INPUT FOR THIS TASK section start

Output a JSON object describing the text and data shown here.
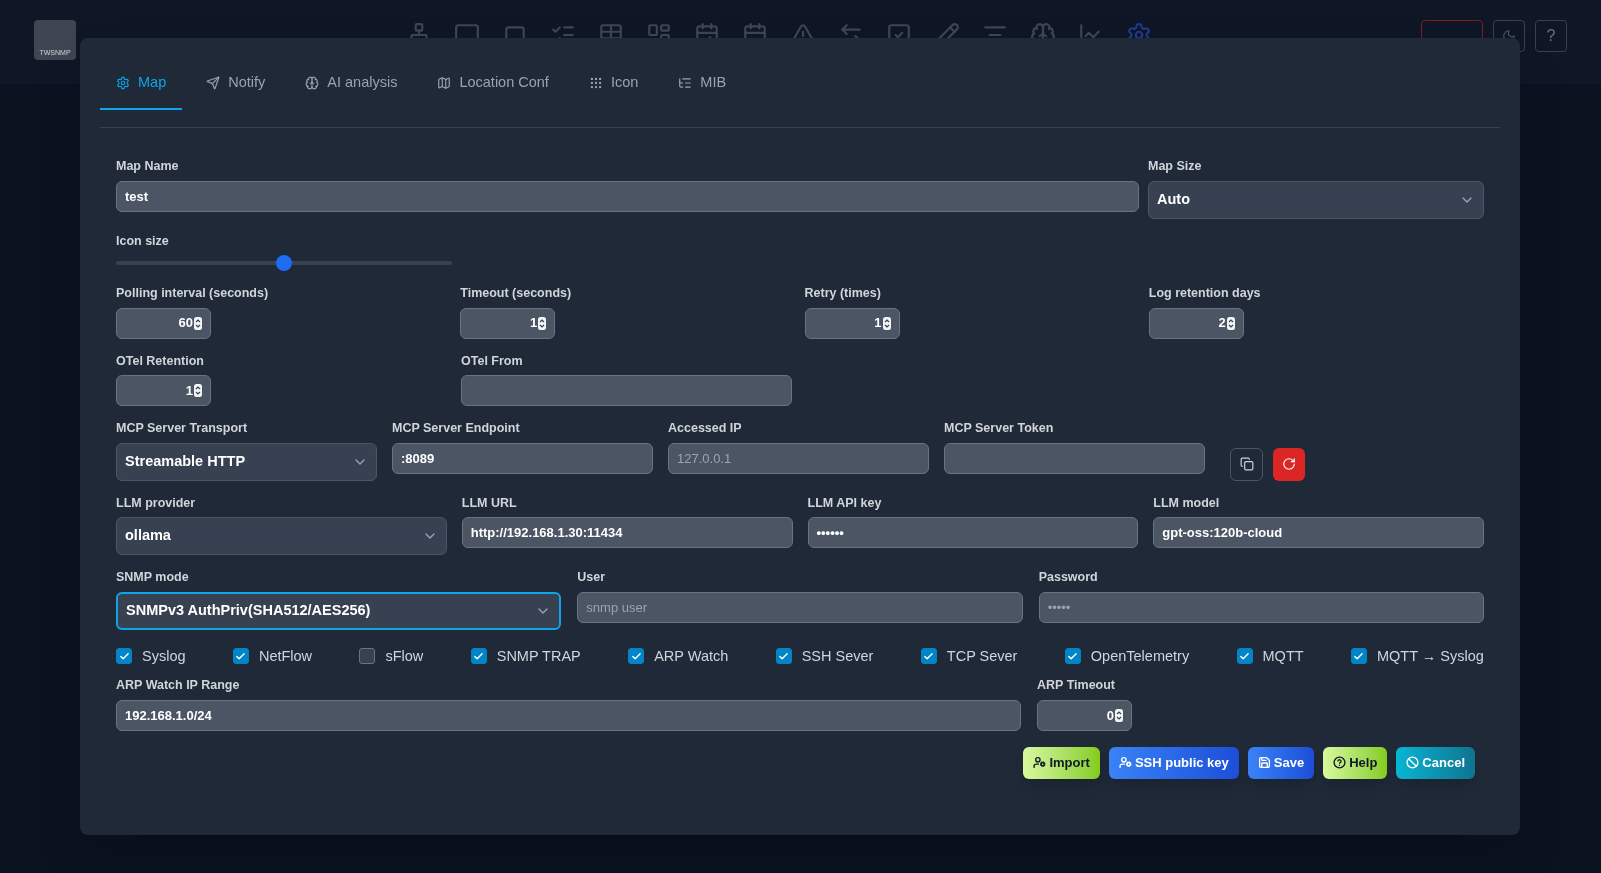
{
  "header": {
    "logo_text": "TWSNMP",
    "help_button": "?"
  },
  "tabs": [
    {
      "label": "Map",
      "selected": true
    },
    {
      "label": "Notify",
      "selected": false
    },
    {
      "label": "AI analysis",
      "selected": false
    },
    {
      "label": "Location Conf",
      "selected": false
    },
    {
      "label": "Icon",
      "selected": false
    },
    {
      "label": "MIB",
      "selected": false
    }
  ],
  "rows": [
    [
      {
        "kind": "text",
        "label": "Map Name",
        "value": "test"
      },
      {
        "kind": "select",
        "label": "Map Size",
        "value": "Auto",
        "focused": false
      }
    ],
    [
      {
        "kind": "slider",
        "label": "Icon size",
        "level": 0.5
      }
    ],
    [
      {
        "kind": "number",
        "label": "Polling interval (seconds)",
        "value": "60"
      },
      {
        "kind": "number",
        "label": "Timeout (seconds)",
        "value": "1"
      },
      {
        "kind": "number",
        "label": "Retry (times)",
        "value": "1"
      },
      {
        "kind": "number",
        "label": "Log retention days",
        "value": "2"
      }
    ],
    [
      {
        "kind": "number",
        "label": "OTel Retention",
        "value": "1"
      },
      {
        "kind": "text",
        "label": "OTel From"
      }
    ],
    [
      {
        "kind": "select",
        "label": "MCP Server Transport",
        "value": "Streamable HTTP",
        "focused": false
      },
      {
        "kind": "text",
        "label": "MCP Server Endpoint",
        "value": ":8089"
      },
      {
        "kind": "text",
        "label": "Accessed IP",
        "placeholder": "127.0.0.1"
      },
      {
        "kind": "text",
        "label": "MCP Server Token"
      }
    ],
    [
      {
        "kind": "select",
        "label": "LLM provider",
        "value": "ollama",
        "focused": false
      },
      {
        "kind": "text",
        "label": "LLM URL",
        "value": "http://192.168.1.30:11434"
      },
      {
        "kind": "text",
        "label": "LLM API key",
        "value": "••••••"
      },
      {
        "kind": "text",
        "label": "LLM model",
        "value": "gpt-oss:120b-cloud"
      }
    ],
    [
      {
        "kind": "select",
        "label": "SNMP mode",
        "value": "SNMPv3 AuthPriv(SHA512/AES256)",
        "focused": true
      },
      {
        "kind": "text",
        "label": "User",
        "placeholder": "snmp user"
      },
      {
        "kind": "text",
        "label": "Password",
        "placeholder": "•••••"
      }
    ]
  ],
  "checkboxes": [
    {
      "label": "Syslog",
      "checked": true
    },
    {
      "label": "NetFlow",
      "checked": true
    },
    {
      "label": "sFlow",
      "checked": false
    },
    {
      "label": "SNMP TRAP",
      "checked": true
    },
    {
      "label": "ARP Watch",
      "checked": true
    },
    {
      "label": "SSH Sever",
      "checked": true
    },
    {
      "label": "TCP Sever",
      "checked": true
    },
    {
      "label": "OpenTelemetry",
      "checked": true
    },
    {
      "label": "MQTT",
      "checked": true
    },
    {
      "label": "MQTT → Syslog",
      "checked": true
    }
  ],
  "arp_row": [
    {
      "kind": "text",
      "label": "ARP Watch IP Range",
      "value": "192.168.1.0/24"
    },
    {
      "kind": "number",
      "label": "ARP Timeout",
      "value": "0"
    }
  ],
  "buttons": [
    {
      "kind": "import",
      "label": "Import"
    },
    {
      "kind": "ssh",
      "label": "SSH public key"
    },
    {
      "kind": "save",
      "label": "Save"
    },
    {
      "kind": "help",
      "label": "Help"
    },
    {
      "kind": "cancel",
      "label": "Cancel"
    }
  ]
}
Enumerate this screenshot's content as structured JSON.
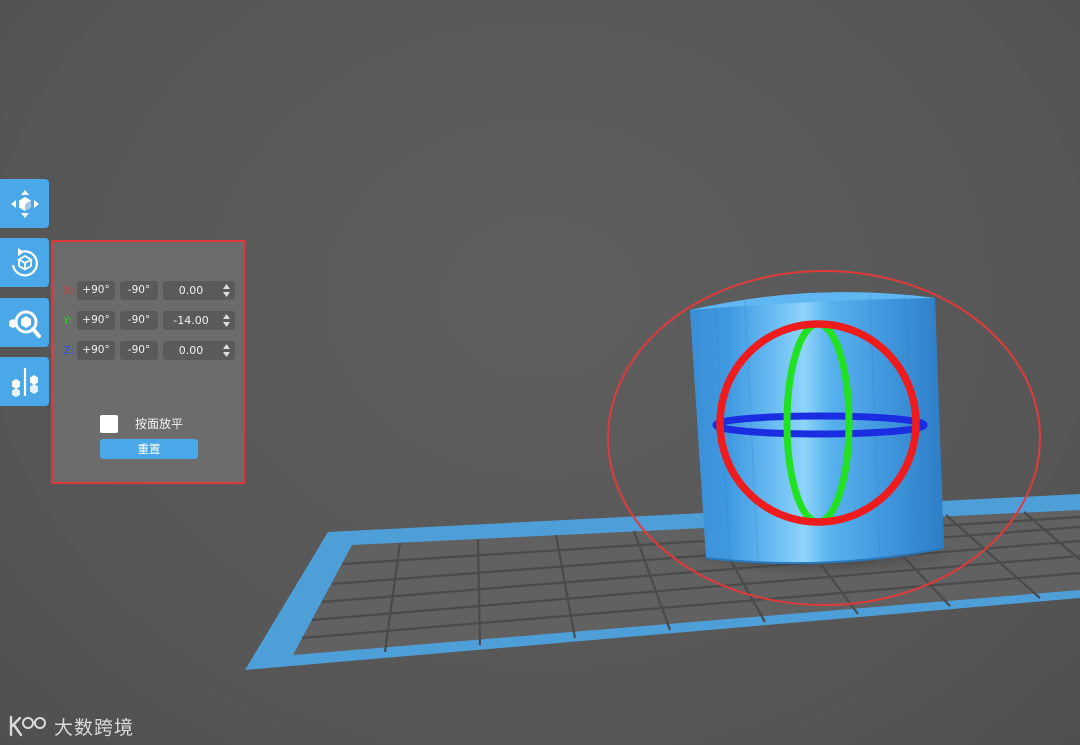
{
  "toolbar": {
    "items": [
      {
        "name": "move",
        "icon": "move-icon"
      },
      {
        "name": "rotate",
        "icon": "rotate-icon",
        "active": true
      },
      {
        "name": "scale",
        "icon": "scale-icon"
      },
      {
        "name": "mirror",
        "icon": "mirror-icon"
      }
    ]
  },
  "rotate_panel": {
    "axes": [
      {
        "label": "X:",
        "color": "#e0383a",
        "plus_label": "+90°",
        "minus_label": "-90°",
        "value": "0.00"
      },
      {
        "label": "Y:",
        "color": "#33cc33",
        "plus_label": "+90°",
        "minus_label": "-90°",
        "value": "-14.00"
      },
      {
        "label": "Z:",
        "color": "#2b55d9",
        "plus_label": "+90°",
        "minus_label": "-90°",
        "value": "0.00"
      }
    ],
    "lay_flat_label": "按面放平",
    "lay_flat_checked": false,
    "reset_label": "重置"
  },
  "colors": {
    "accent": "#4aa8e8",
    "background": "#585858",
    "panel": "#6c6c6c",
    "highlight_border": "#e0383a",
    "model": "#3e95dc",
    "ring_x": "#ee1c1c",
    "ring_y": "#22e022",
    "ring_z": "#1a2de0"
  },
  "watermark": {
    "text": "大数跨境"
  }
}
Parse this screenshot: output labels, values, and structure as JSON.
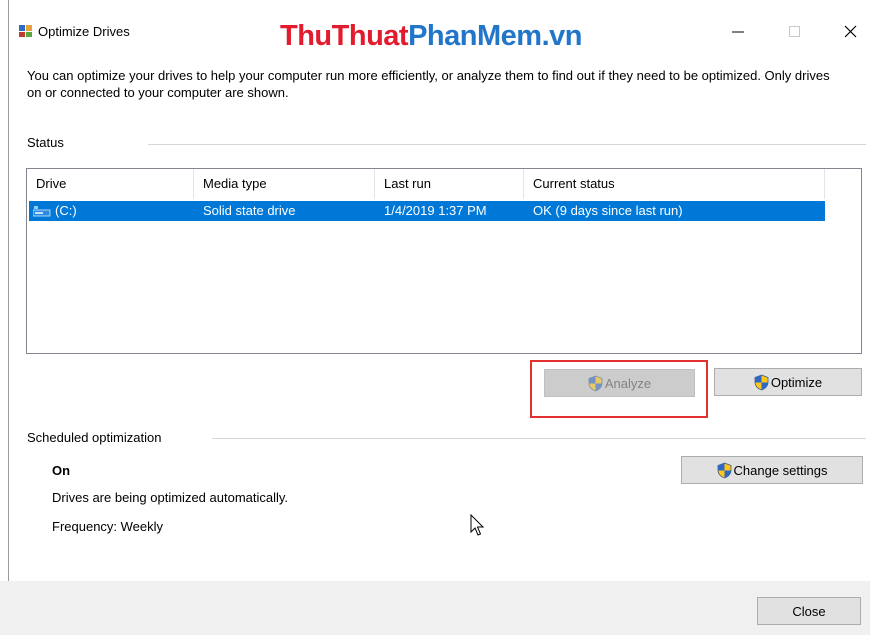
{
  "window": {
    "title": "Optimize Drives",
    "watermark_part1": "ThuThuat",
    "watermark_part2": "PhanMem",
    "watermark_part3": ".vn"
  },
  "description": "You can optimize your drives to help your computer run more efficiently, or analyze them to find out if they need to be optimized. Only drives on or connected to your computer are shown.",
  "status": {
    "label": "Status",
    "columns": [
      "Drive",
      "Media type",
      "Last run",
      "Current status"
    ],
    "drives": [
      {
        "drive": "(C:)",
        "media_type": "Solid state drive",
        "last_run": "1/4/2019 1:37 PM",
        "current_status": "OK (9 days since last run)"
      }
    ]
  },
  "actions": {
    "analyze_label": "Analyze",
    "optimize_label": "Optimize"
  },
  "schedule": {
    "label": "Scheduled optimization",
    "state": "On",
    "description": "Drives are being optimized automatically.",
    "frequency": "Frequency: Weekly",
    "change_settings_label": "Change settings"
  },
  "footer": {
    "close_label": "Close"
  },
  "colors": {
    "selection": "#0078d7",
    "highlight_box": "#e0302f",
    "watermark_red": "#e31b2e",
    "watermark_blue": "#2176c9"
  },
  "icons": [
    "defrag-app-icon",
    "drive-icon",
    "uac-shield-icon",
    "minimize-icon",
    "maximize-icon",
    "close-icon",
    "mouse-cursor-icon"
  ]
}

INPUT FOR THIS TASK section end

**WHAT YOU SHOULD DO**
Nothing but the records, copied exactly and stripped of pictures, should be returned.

**RESULT OF THIS EXERCISE**
Output a JSON object describing the text and data shown here.
{
  "header": {
    "logo_text": "TWSNMP",
    "help_button": "?"
  },
  "tabs": [
    {
      "label": "Map",
      "selected": true
    },
    {
      "label": "Notify",
      "selected": false
    },
    {
      "label": "AI analysis",
      "selected": false
    },
    {
      "label": "Location Conf",
      "selected": false
    },
    {
      "label": "Icon",
      "selected": false
    },
    {
      "label": "MIB",
      "selected": false
    }
  ],
  "rows": [
    [
      {
        "kind": "text",
        "label": "Map Name",
        "value": "test"
      },
      {
        "kind": "select",
        "label": "Map Size",
        "value": "Auto",
        "focused": false
      }
    ],
    [
      {
        "kind": "slider",
        "label": "Icon size",
        "level": 0.5
      }
    ],
    [
      {
        "kind": "number",
        "label": "Polling interval (seconds)",
        "value": "60"
      },
      {
        "kind": "number",
        "label": "Timeout (seconds)",
        "value": "1"
      },
      {
        "kind": "number",
        "label": "Retry (times)",
        "value": "1"
      },
      {
        "kind": "number",
        "label": "Log retention days",
        "value": "2"
      }
    ],
    [
      {
        "kind": "number",
        "label": "OTel Retention",
        "value": "1"
      },
      {
        "kind": "text",
        "label": "OTel From"
      }
    ],
    [
      {
        "kind": "select",
        "label": "MCP Server Transport",
        "value": "Streamable HTTP",
        "focused": false
      },
      {
        "kind": "text",
        "label": "MCP Server Endpoint",
        "value": ":8089"
      },
      {
        "kind": "text",
        "label": "Accessed IP",
        "placeholder": "127.0.0.1"
      },
      {
        "kind": "text",
        "label": "MCP Server Token"
      }
    ],
    [
      {
        "kind": "select",
        "label": "LLM provider",
        "value": "ollama",
        "focused": false
      },
      {
        "kind": "text",
        "label": "LLM URL",
        "value": "http://192.168.1.30:11434"
      },
      {
        "kind": "text",
        "label": "LLM API key",
        "value": "••••••"
      },
      {
        "kind": "text",
        "label": "LLM model",
        "value": "gpt-oss:120b-cloud"
      }
    ],
    [
      {
        "kind": "select",
        "label": "SNMP mode",
        "value": "SNMPv3 AuthPriv(SHA512/AES256)",
        "focused": true
      },
      {
        "kind": "text",
        "label": "User",
        "placeholder": "snmp user"
      },
      {
        "kind": "text",
        "label": "Password",
        "placeholder": "•••••"
      }
    ]
  ],
  "checkboxes": [
    {
      "label": "Syslog",
      "checked": true
    },
    {
      "label": "NetFlow",
      "checked": true
    },
    {
      "label": "sFlow",
      "checked": false
    },
    {
      "label": "SNMP TRAP",
      "checked": true
    },
    {
      "label": "ARP Watch",
      "checked": true
    },
    {
      "label": "SSH Sever",
      "checked": true
    },
    {
      "label": "TCP Sever",
      "checked": true
    },
    {
      "label": "OpenTelemetry",
      "checked": true
    },
    {
      "label": "MQTT",
      "checked": true
    },
    {
      "label": "MQTT → Syslog",
      "checked": true
    }
  ],
  "arp_row": [
    {
      "kind": "text",
      "label": "ARP Watch IP Range",
      "value": "192.168.1.0/24"
    },
    {
      "kind": "number",
      "label": "ARP Timeout",
      "value": "0"
    }
  ],
  "buttons": [
    {
      "kind": "import",
      "label": "Import"
    },
    {
      "kind": "ssh",
      "label": "SSH public key"
    },
    {
      "kind": "save",
      "label": "Save"
    },
    {
      "kind": "help",
      "label": "Help"
    },
    {
      "kind": "cancel",
      "label": "Cancel"
    }
  ]
}
Enumerate this screenshot's content as structured JSON.
{
  "toolbar": {
    "items": [
      {
        "name": "move",
        "icon": "move-icon"
      },
      {
        "name": "rotate",
        "icon": "rotate-icon",
        "active": true
      },
      {
        "name": "scale",
        "icon": "scale-icon"
      },
      {
        "name": "mirror",
        "icon": "mirror-icon"
      }
    ]
  },
  "rotate_panel": {
    "axes": [
      {
        "label": "X:",
        "color": "#e0383a",
        "plus_label": "+90°",
        "minus_label": "-90°",
        "value": "0.00"
      },
      {
        "label": "Y:",
        "color": "#33cc33",
        "plus_label": "+90°",
        "minus_label": "-90°",
        "value": "-14.00"
      },
      {
        "label": "Z:",
        "color": "#2b55d9",
        "plus_label": "+90°",
        "minus_label": "-90°",
        "value": "0.00"
      }
    ],
    "lay_flat_label": "按面放平",
    "lay_flat_checked": false,
    "reset_label": "重置"
  },
  "colors": {
    "accent": "#4aa8e8",
    "background": "#585858",
    "panel": "#6c6c6c",
    "highlight_border": "#e0383a",
    "model": "#3e95dc",
    "ring_x": "#ee1c1c",
    "ring_y": "#22e022",
    "ring_z": "#1a2de0"
  },
  "watermark": {
    "text": "大数跨境"
  }
}
Parse this screenshot: output labels, values, and structure as JSON.
{
  "window": {
    "title": "Optimize Drives",
    "watermark_part1": "ThuThuat",
    "watermark_part2": "PhanMem",
    "watermark_part3": ".vn"
  },
  "description": "You can optimize your drives to help your computer run more efficiently, or analyze them to find out if they need to be optimized. Only drives on or connected to your computer are shown.",
  "status": {
    "label": "Status",
    "columns": [
      "Drive",
      "Media type",
      "Last run",
      "Current status"
    ],
    "drives": [
      {
        "drive": "(C:)",
        "media_type": "Solid state drive",
        "last_run": "1/4/2019 1:37 PM",
        "current_status": "OK (9 days since last run)"
      }
    ]
  },
  "actions": {
    "analyze_label": "Analyze",
    "optimize_label": "Optimize"
  },
  "schedule": {
    "label": "Scheduled optimization",
    "state": "On",
    "description": "Drives are being optimized automatically.",
    "frequency": "Frequency: Weekly",
    "change_settings_label": "Change settings"
  },
  "footer": {
    "close_label": "Close"
  },
  "colors": {
    "selection": "#0078d7",
    "highlight_box": "#e0302f",
    "watermark_red": "#e31b2e",
    "watermark_blue": "#2176c9"
  },
  "icons": [
    "defrag-app-icon",
    "drive-icon",
    "uac-shield-icon",
    "minimize-icon",
    "maximize-icon",
    "close-icon",
    "mouse-cursor-icon"
  ]
}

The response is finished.